Exercise input Block Start

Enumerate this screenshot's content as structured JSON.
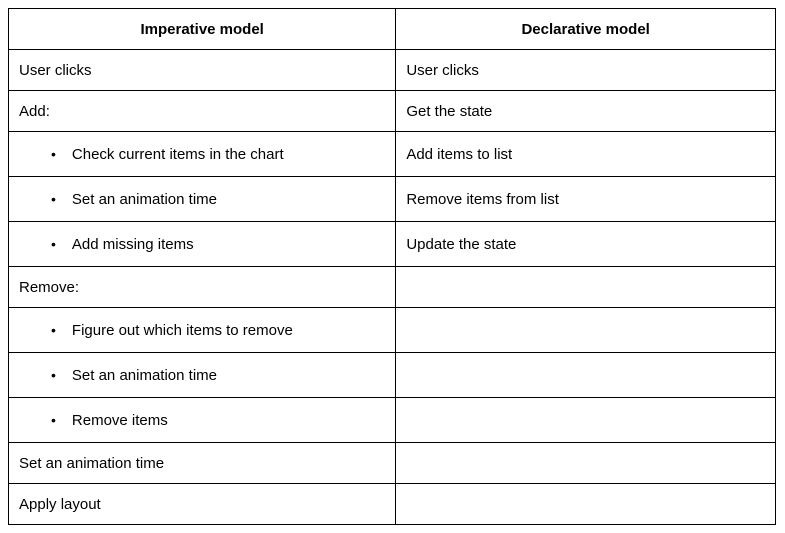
{
  "headers": {
    "left": "Imperative model",
    "right": "Declarative model"
  },
  "rows": [
    {
      "left": {
        "text": "User clicks",
        "bullet": false
      },
      "right": {
        "text": "User clicks",
        "bullet": false
      }
    },
    {
      "left": {
        "text": "Add:",
        "bullet": false
      },
      "right": {
        "text": "Get the state",
        "bullet": false
      }
    },
    {
      "left": {
        "text": "Check current items in the chart",
        "bullet": true
      },
      "right": {
        "text": "Add items to list",
        "bullet": false
      }
    },
    {
      "left": {
        "text": "Set an animation time",
        "bullet": true
      },
      "right": {
        "text": "Remove items from list",
        "bullet": false
      }
    },
    {
      "left": {
        "text": "Add missing items",
        "bullet": true
      },
      "right": {
        "text": "Update the state",
        "bullet": false
      }
    },
    {
      "left": {
        "text": "Remove:",
        "bullet": false
      },
      "right": {
        "text": "",
        "bullet": false
      }
    },
    {
      "left": {
        "text": "Figure out which items to remove",
        "bullet": true
      },
      "right": {
        "text": "",
        "bullet": false
      }
    },
    {
      "left": {
        "text": "Set an animation time",
        "bullet": true
      },
      "right": {
        "text": "",
        "bullet": false
      }
    },
    {
      "left": {
        "text": "Remove items",
        "bullet": true
      },
      "right": {
        "text": "",
        "bullet": false
      }
    },
    {
      "left": {
        "text": "Set an animation time",
        "bullet": false
      },
      "right": {
        "text": "",
        "bullet": false
      }
    },
    {
      "left": {
        "text": "Apply layout",
        "bullet": false
      },
      "right": {
        "text": "",
        "bullet": false
      }
    }
  ]
}
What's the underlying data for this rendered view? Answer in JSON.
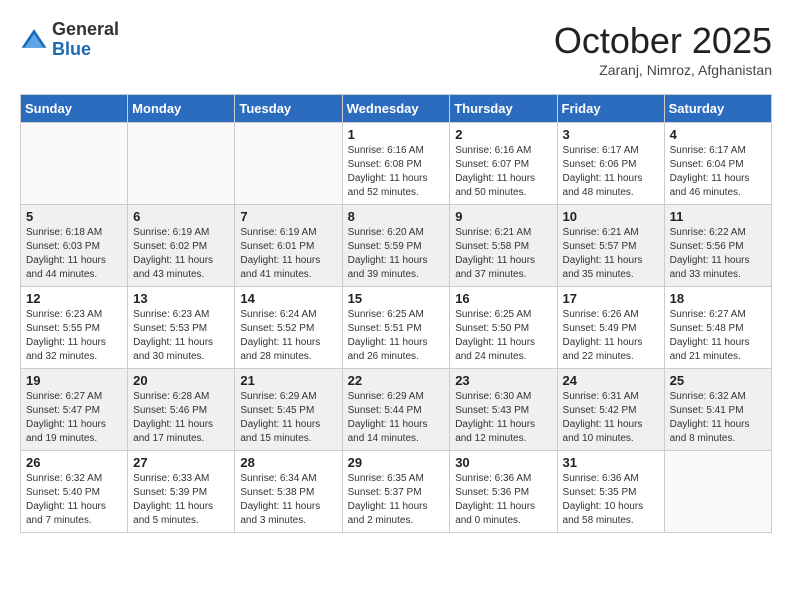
{
  "header": {
    "logo_general": "General",
    "logo_blue": "Blue",
    "month_title": "October 2025",
    "location": "Zaranj, Nimroz, Afghanistan"
  },
  "days_of_week": [
    "Sunday",
    "Monday",
    "Tuesday",
    "Wednesday",
    "Thursday",
    "Friday",
    "Saturday"
  ],
  "weeks": [
    [
      {
        "day": "",
        "text": ""
      },
      {
        "day": "",
        "text": ""
      },
      {
        "day": "",
        "text": ""
      },
      {
        "day": "1",
        "text": "Sunrise: 6:16 AM\nSunset: 6:08 PM\nDaylight: 11 hours\nand 52 minutes."
      },
      {
        "day": "2",
        "text": "Sunrise: 6:16 AM\nSunset: 6:07 PM\nDaylight: 11 hours\nand 50 minutes."
      },
      {
        "day": "3",
        "text": "Sunrise: 6:17 AM\nSunset: 6:06 PM\nDaylight: 11 hours\nand 48 minutes."
      },
      {
        "day": "4",
        "text": "Sunrise: 6:17 AM\nSunset: 6:04 PM\nDaylight: 11 hours\nand 46 minutes."
      }
    ],
    [
      {
        "day": "5",
        "text": "Sunrise: 6:18 AM\nSunset: 6:03 PM\nDaylight: 11 hours\nand 44 minutes."
      },
      {
        "day": "6",
        "text": "Sunrise: 6:19 AM\nSunset: 6:02 PM\nDaylight: 11 hours\nand 43 minutes."
      },
      {
        "day": "7",
        "text": "Sunrise: 6:19 AM\nSunset: 6:01 PM\nDaylight: 11 hours\nand 41 minutes."
      },
      {
        "day": "8",
        "text": "Sunrise: 6:20 AM\nSunset: 5:59 PM\nDaylight: 11 hours\nand 39 minutes."
      },
      {
        "day": "9",
        "text": "Sunrise: 6:21 AM\nSunset: 5:58 PM\nDaylight: 11 hours\nand 37 minutes."
      },
      {
        "day": "10",
        "text": "Sunrise: 6:21 AM\nSunset: 5:57 PM\nDaylight: 11 hours\nand 35 minutes."
      },
      {
        "day": "11",
        "text": "Sunrise: 6:22 AM\nSunset: 5:56 PM\nDaylight: 11 hours\nand 33 minutes."
      }
    ],
    [
      {
        "day": "12",
        "text": "Sunrise: 6:23 AM\nSunset: 5:55 PM\nDaylight: 11 hours\nand 32 minutes."
      },
      {
        "day": "13",
        "text": "Sunrise: 6:23 AM\nSunset: 5:53 PM\nDaylight: 11 hours\nand 30 minutes."
      },
      {
        "day": "14",
        "text": "Sunrise: 6:24 AM\nSunset: 5:52 PM\nDaylight: 11 hours\nand 28 minutes."
      },
      {
        "day": "15",
        "text": "Sunrise: 6:25 AM\nSunset: 5:51 PM\nDaylight: 11 hours\nand 26 minutes."
      },
      {
        "day": "16",
        "text": "Sunrise: 6:25 AM\nSunset: 5:50 PM\nDaylight: 11 hours\nand 24 minutes."
      },
      {
        "day": "17",
        "text": "Sunrise: 6:26 AM\nSunset: 5:49 PM\nDaylight: 11 hours\nand 22 minutes."
      },
      {
        "day": "18",
        "text": "Sunrise: 6:27 AM\nSunset: 5:48 PM\nDaylight: 11 hours\nand 21 minutes."
      }
    ],
    [
      {
        "day": "19",
        "text": "Sunrise: 6:27 AM\nSunset: 5:47 PM\nDaylight: 11 hours\nand 19 minutes."
      },
      {
        "day": "20",
        "text": "Sunrise: 6:28 AM\nSunset: 5:46 PM\nDaylight: 11 hours\nand 17 minutes."
      },
      {
        "day": "21",
        "text": "Sunrise: 6:29 AM\nSunset: 5:45 PM\nDaylight: 11 hours\nand 15 minutes."
      },
      {
        "day": "22",
        "text": "Sunrise: 6:29 AM\nSunset: 5:44 PM\nDaylight: 11 hours\nand 14 minutes."
      },
      {
        "day": "23",
        "text": "Sunrise: 6:30 AM\nSunset: 5:43 PM\nDaylight: 11 hours\nand 12 minutes."
      },
      {
        "day": "24",
        "text": "Sunrise: 6:31 AM\nSunset: 5:42 PM\nDaylight: 11 hours\nand 10 minutes."
      },
      {
        "day": "25",
        "text": "Sunrise: 6:32 AM\nSunset: 5:41 PM\nDaylight: 11 hours\nand 8 minutes."
      }
    ],
    [
      {
        "day": "26",
        "text": "Sunrise: 6:32 AM\nSunset: 5:40 PM\nDaylight: 11 hours\nand 7 minutes."
      },
      {
        "day": "27",
        "text": "Sunrise: 6:33 AM\nSunset: 5:39 PM\nDaylight: 11 hours\nand 5 minutes."
      },
      {
        "day": "28",
        "text": "Sunrise: 6:34 AM\nSunset: 5:38 PM\nDaylight: 11 hours\nand 3 minutes."
      },
      {
        "day": "29",
        "text": "Sunrise: 6:35 AM\nSunset: 5:37 PM\nDaylight: 11 hours\nand 2 minutes."
      },
      {
        "day": "30",
        "text": "Sunrise: 6:36 AM\nSunset: 5:36 PM\nDaylight: 11 hours\nand 0 minutes."
      },
      {
        "day": "31",
        "text": "Sunrise: 6:36 AM\nSunset: 5:35 PM\nDaylight: 10 hours\nand 58 minutes."
      },
      {
        "day": "",
        "text": ""
      }
    ]
  ]
}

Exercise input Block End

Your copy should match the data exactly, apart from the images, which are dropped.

§ **Response for this exercise**:
Enumerate this screenshot's content as structured JSON.
{
  "headers": {
    "left": "Imperative model",
    "right": "Declarative model"
  },
  "rows": [
    {
      "left": {
        "text": "User clicks",
        "bullet": false
      },
      "right": {
        "text": "User clicks",
        "bullet": false
      }
    },
    {
      "left": {
        "text": "Add:",
        "bullet": false
      },
      "right": {
        "text": "Get the state",
        "bullet": false
      }
    },
    {
      "left": {
        "text": "Check current items in the chart",
        "bullet": true
      },
      "right": {
        "text": "Add items to list",
        "bullet": false
      }
    },
    {
      "left": {
        "text": "Set an animation time",
        "bullet": true
      },
      "right": {
        "text": "Remove items from list",
        "bullet": false
      }
    },
    {
      "left": {
        "text": "Add missing items",
        "bullet": true
      },
      "right": {
        "text": "Update the state",
        "bullet": false
      }
    },
    {
      "left": {
        "text": "Remove:",
        "bullet": false
      },
      "right": {
        "text": "",
        "bullet": false
      }
    },
    {
      "left": {
        "text": "Figure out which items to remove",
        "bullet": true
      },
      "right": {
        "text": "",
        "bullet": false
      }
    },
    {
      "left": {
        "text": "Set an animation time",
        "bullet": true
      },
      "right": {
        "text": "",
        "bullet": false
      }
    },
    {
      "left": {
        "text": "Remove items",
        "bullet": true
      },
      "right": {
        "text": "",
        "bullet": false
      }
    },
    {
      "left": {
        "text": "Set an animation time",
        "bullet": false
      },
      "right": {
        "text": "",
        "bullet": false
      }
    },
    {
      "left": {
        "text": "Apply layout",
        "bullet": false
      },
      "right": {
        "text": "",
        "bullet": false
      }
    }
  ]
}
What's the underlying data for this rendered view? Answer in JSON.
{
  "header": {
    "logo_general": "General",
    "logo_blue": "Blue",
    "month_title": "October 2025",
    "location": "Zaranj, Nimroz, Afghanistan"
  },
  "days_of_week": [
    "Sunday",
    "Monday",
    "Tuesday",
    "Wednesday",
    "Thursday",
    "Friday",
    "Saturday"
  ],
  "weeks": [
    [
      {
        "day": "",
        "text": ""
      },
      {
        "day": "",
        "text": ""
      },
      {
        "day": "",
        "text": ""
      },
      {
        "day": "1",
        "text": "Sunrise: 6:16 AM\nSunset: 6:08 PM\nDaylight: 11 hours\nand 52 minutes."
      },
      {
        "day": "2",
        "text": "Sunrise: 6:16 AM\nSunset: 6:07 PM\nDaylight: 11 hours\nand 50 minutes."
      },
      {
        "day": "3",
        "text": "Sunrise: 6:17 AM\nSunset: 6:06 PM\nDaylight: 11 hours\nand 48 minutes."
      },
      {
        "day": "4",
        "text": "Sunrise: 6:17 AM\nSunset: 6:04 PM\nDaylight: 11 hours\nand 46 minutes."
      }
    ],
    [
      {
        "day": "5",
        "text": "Sunrise: 6:18 AM\nSunset: 6:03 PM\nDaylight: 11 hours\nand 44 minutes."
      },
      {
        "day": "6",
        "text": "Sunrise: 6:19 AM\nSunset: 6:02 PM\nDaylight: 11 hours\nand 43 minutes."
      },
      {
        "day": "7",
        "text": "Sunrise: 6:19 AM\nSunset: 6:01 PM\nDaylight: 11 hours\nand 41 minutes."
      },
      {
        "day": "8",
        "text": "Sunrise: 6:20 AM\nSunset: 5:59 PM\nDaylight: 11 hours\nand 39 minutes."
      },
      {
        "day": "9",
        "text": "Sunrise: 6:21 AM\nSunset: 5:58 PM\nDaylight: 11 hours\nand 37 minutes."
      },
      {
        "day": "10",
        "text": "Sunrise: 6:21 AM\nSunset: 5:57 PM\nDaylight: 11 hours\nand 35 minutes."
      },
      {
        "day": "11",
        "text": "Sunrise: 6:22 AM\nSunset: 5:56 PM\nDaylight: 11 hours\nand 33 minutes."
      }
    ],
    [
      {
        "day": "12",
        "text": "Sunrise: 6:23 AM\nSunset: 5:55 PM\nDaylight: 11 hours\nand 32 minutes."
      },
      {
        "day": "13",
        "text": "Sunrise: 6:23 AM\nSunset: 5:53 PM\nDaylight: 11 hours\nand 30 minutes."
      },
      {
        "day": "14",
        "text": "Sunrise: 6:24 AM\nSunset: 5:52 PM\nDaylight: 11 hours\nand 28 minutes."
      },
      {
        "day": "15",
        "text": "Sunrise: 6:25 AM\nSunset: 5:51 PM\nDaylight: 11 hours\nand 26 minutes."
      },
      {
        "day": "16",
        "text": "Sunrise: 6:25 AM\nSunset: 5:50 PM\nDaylight: 11 hours\nand 24 minutes."
      },
      {
        "day": "17",
        "text": "Sunrise: 6:26 AM\nSunset: 5:49 PM\nDaylight: 11 hours\nand 22 minutes."
      },
      {
        "day": "18",
        "text": "Sunrise: 6:27 AM\nSunset: 5:48 PM\nDaylight: 11 hours\nand 21 minutes."
      }
    ],
    [
      {
        "day": "19",
        "text": "Sunrise: 6:27 AM\nSunset: 5:47 PM\nDaylight: 11 hours\nand 19 minutes."
      },
      {
        "day": "20",
        "text": "Sunrise: 6:28 AM\nSunset: 5:46 PM\nDaylight: 11 hours\nand 17 minutes."
      },
      {
        "day": "21",
        "text": "Sunrise: 6:29 AM\nSunset: 5:45 PM\nDaylight: 11 hours\nand 15 minutes."
      },
      {
        "day": "22",
        "text": "Sunrise: 6:29 AM\nSunset: 5:44 PM\nDaylight: 11 hours\nand 14 minutes."
      },
      {
        "day": "23",
        "text": "Sunrise: 6:30 AM\nSunset: 5:43 PM\nDaylight: 11 hours\nand 12 minutes."
      },
      {
        "day": "24",
        "text": "Sunrise: 6:31 AM\nSunset: 5:42 PM\nDaylight: 11 hours\nand 10 minutes."
      },
      {
        "day": "25",
        "text": "Sunrise: 6:32 AM\nSunset: 5:41 PM\nDaylight: 11 hours\nand 8 minutes."
      }
    ],
    [
      {
        "day": "26",
        "text": "Sunrise: 6:32 AM\nSunset: 5:40 PM\nDaylight: 11 hours\nand 7 minutes."
      },
      {
        "day": "27",
        "text": "Sunrise: 6:33 AM\nSunset: 5:39 PM\nDaylight: 11 hours\nand 5 minutes."
      },
      {
        "day": "28",
        "text": "Sunrise: 6:34 AM\nSunset: 5:38 PM\nDaylight: 11 hours\nand 3 minutes."
      },
      {
        "day": "29",
        "text": "Sunrise: 6:35 AM\nSunset: 5:37 PM\nDaylight: 11 hours\nand 2 minutes."
      },
      {
        "day": "30",
        "text": "Sunrise: 6:36 AM\nSunset: 5:36 PM\nDaylight: 11 hours\nand 0 minutes."
      },
      {
        "day": "31",
        "text": "Sunrise: 6:36 AM\nSunset: 5:35 PM\nDaylight: 10 hours\nand 58 minutes."
      },
      {
        "day": "",
        "text": ""
      }
    ]
  ]
}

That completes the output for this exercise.